● WHAT YOU NEED TO DO: Every line below that contains "icon" is to be copied.

##### DATA SECTION #####

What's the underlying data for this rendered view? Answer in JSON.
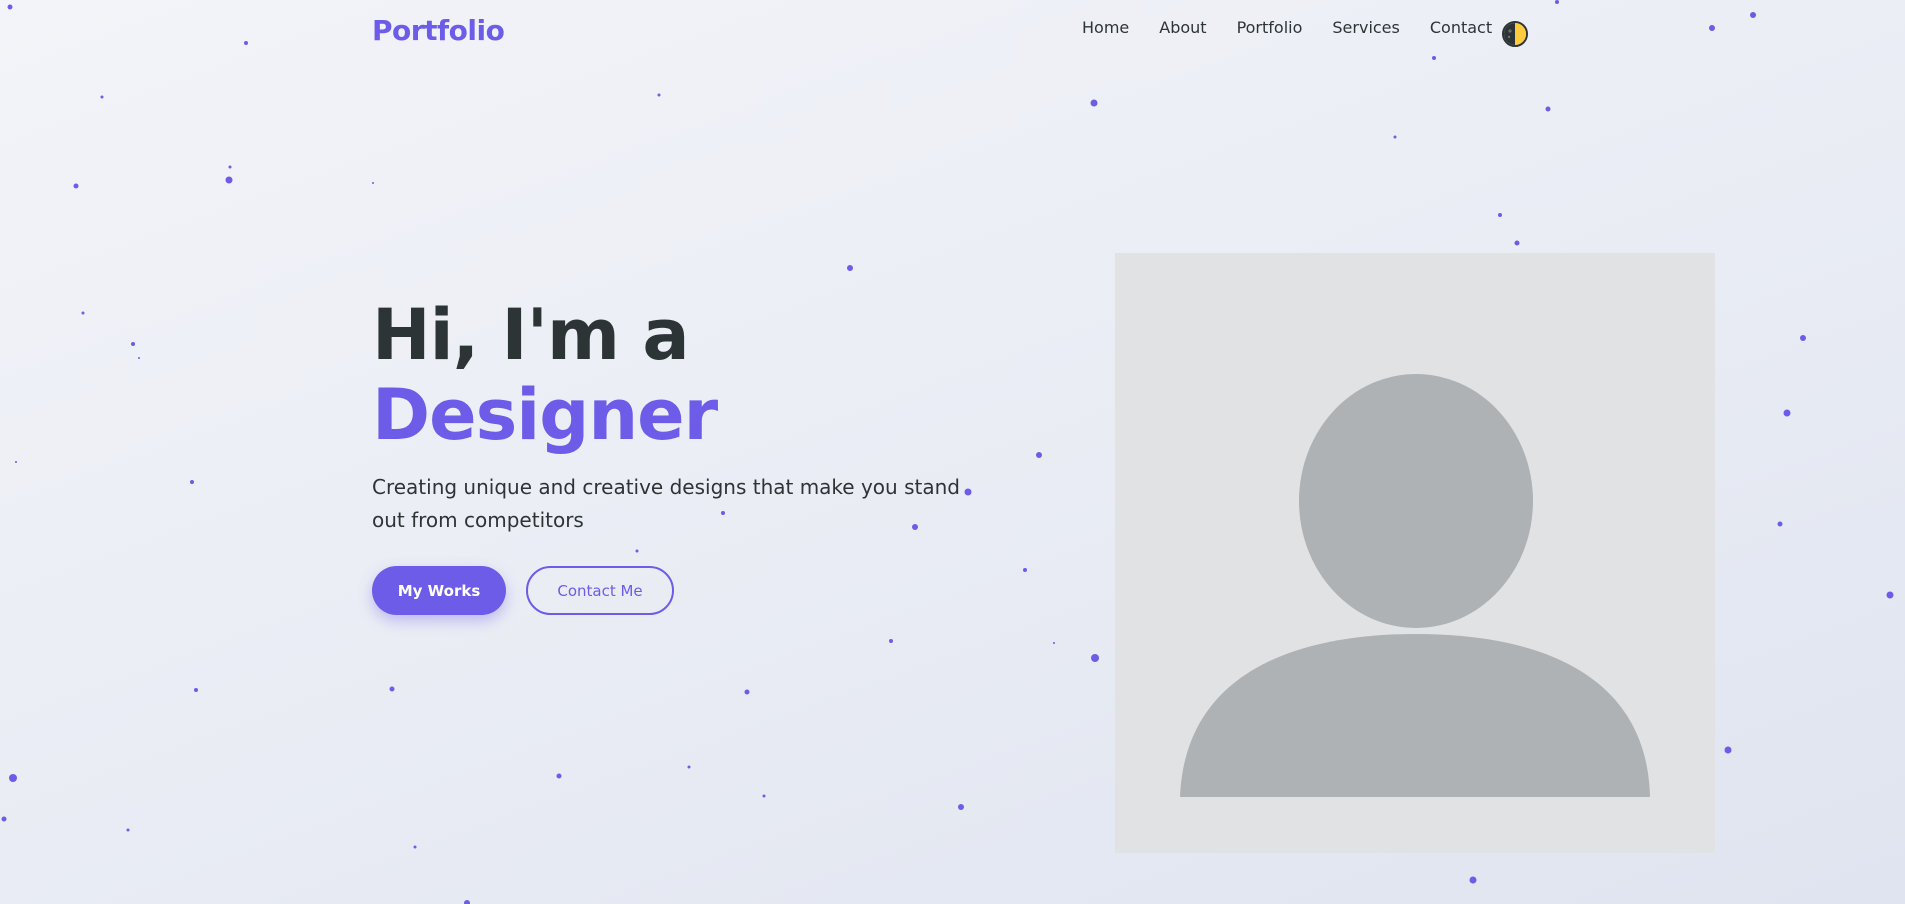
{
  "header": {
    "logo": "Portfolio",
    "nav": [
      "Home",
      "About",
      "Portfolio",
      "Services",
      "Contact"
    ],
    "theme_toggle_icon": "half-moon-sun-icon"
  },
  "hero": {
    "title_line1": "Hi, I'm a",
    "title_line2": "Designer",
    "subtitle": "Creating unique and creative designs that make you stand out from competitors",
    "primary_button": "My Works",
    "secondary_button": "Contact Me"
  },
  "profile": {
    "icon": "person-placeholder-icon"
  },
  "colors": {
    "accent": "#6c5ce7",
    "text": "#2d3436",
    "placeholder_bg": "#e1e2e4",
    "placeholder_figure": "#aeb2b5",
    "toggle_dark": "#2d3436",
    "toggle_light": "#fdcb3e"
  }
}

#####

● FINISHED TASK:
    "theme_toggle_icon": "half-moon-sun-icon"
    "icon": "person-placeholder-icon"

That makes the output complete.